Expat wanderer

Ken Follett and World Without End

Oprah has just chosen the predecessor to this book, Pillars of the Earth, as her monthly book club choice. I am so glad! Ken Follett and I have a very mixed relationship; I used to think he was brilliant, and then he wrote one book that just disgusted me so much I stopped reading him altogether until he wrote Pillars of the Earth, which has to do with the building of the very first cathedrals in Europe. It was one of those books that you hated to have it end, and you remember years later.


World Without End follows up Pillars of the Earth. We follow the lives of several people we meet as they are children, and we discover that their lives are intertwined in intricate ways.
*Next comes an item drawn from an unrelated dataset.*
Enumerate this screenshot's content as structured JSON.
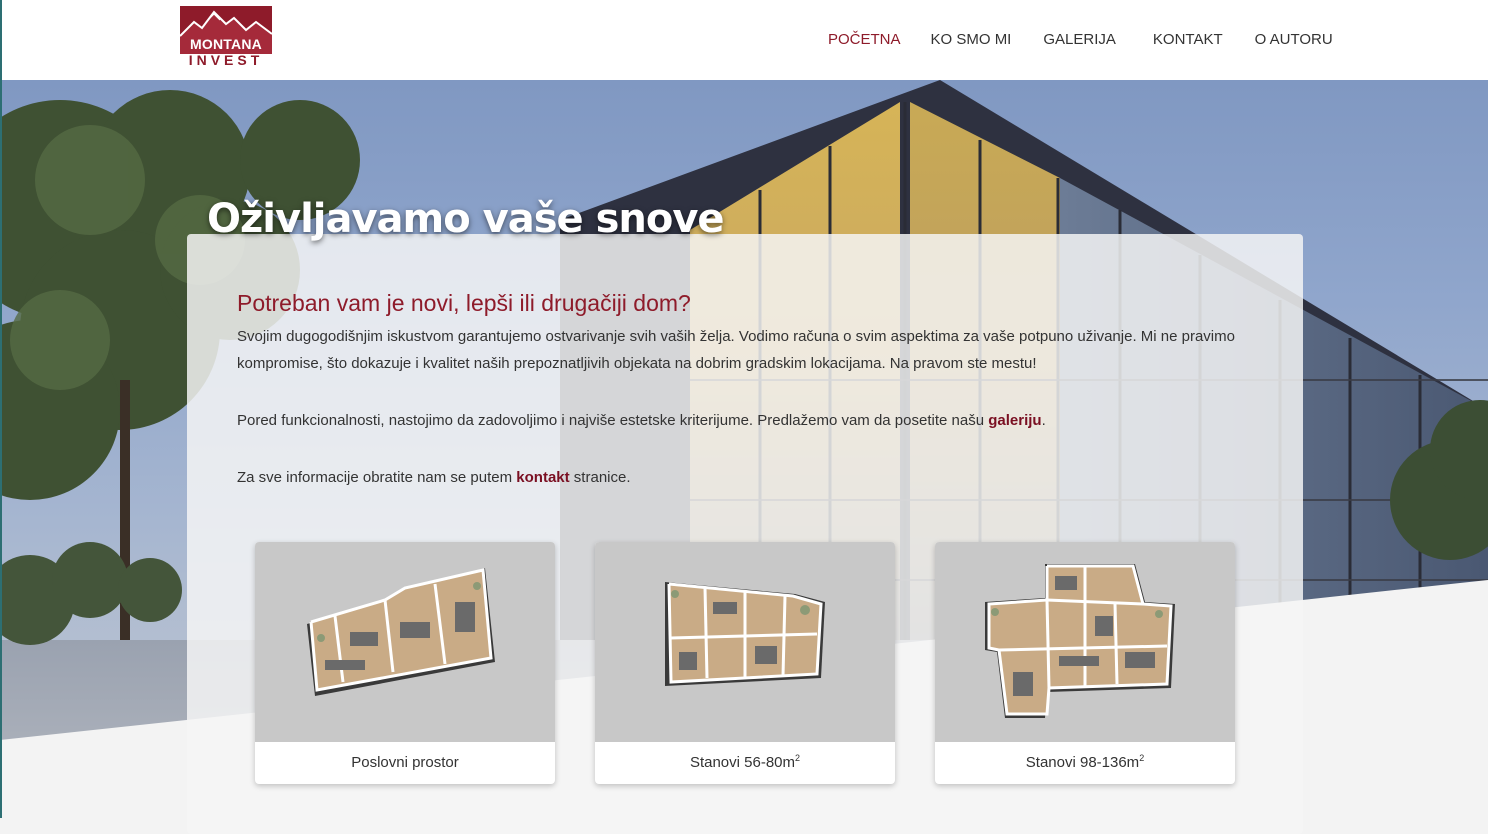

Two of the characters, Caris and Merthin, love one another from childhood, and we wonder throughout the book if they will ever find a way to be together. Merthin is a builder, descending from the main character of Pillars of the Earth, and shares his way of being able to look at problems from a new perspective and build in new ways based on stepping outside the box to solve problems.

Ken Follett is good at describing the lives of his characters in the 1300s, as farmers try to survive the rainy summers and crop damage, as laborors become independant from the abuses of feudal overlords, as the plague strikes rich and poor alike, as spiritual leaders cope with the demands of daily life and needs. We learn about the living conditions in England in the 1300’s, we learn about the early trade guilds and merchant guilds, we learn how disasters can be an impetus for social and political change, we learn how women used what little control they had over their own lives to their advantage. World Without End is a book rich in texture, sensually layered and visually vivid.
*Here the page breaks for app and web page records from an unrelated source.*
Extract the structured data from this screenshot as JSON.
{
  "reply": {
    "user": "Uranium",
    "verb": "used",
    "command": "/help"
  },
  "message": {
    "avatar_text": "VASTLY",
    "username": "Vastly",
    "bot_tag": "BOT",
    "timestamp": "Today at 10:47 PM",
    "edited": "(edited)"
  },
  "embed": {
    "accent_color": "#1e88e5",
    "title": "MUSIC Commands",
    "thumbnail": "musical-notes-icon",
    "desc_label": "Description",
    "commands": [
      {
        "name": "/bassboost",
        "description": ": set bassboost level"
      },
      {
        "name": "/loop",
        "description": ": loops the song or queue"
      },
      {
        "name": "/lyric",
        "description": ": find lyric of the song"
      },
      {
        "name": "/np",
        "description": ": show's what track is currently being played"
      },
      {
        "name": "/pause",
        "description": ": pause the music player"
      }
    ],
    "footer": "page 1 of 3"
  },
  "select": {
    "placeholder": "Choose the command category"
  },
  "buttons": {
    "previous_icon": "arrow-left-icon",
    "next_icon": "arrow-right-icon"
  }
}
I have a strong feeling that people are pretty much people, and that we haven’t changed too much over the centuries. We HAVE made some advances, we have carved out rule of law, and ways for communities and nations to function together in relative peace, but I still feel that some of the interactions between men and women have a feeling that is too modern. I could be wrong. A few of the the scenes just didn’t ring true to me; it was as if modern people were transposed back to the 1300’s and thinking in modern ways, and it just seemed . . . well, I guess anachronistic!
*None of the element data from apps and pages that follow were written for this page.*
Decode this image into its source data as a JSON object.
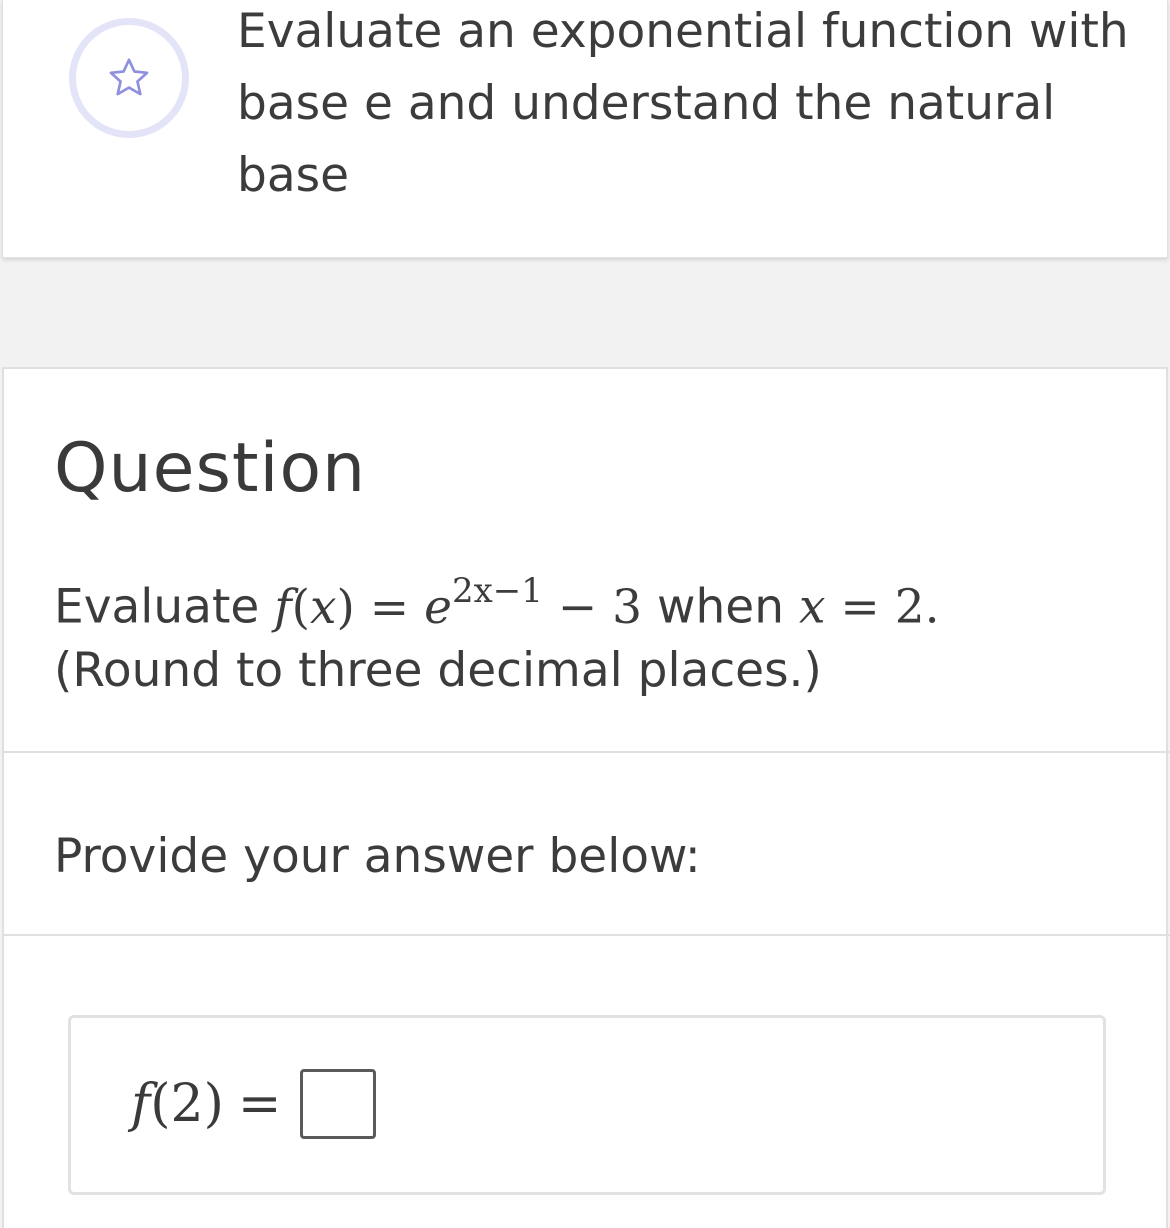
{
  "objective": {
    "icon": "star-icon",
    "text": "Evaluate an exponential function with base e and understand the natural base"
  },
  "question": {
    "heading": "Question",
    "prompt_prefix": "Evaluate",
    "function_name": "f",
    "function_var": "x",
    "base": "e",
    "exponent": "2x−1",
    "minus_term": "− 3",
    "when_text": "when",
    "condition_var": "x",
    "condition_value": "= 2.",
    "instruction": "(Round to three decimal places.)"
  },
  "answer": {
    "prompt": "Provide your answer below:",
    "lhs_function": "f",
    "lhs_arg": "(2)",
    "equals": "=",
    "value": "",
    "placeholder": ""
  },
  "colors": {
    "badge_ring": "#e3e4f8",
    "star_outline": "#8f90de",
    "text": "#3c3c3c",
    "divider": "#e0e0e0"
  }
}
November 19, 2007 Posted by | Arts & Handicrafts, Books, Community, Cross Cultural, Health Issues, Living Conditions, Marriage, Mating Behavior, Relationships, Social Issues, Women's Issues | , , , , , , , | 1 Comment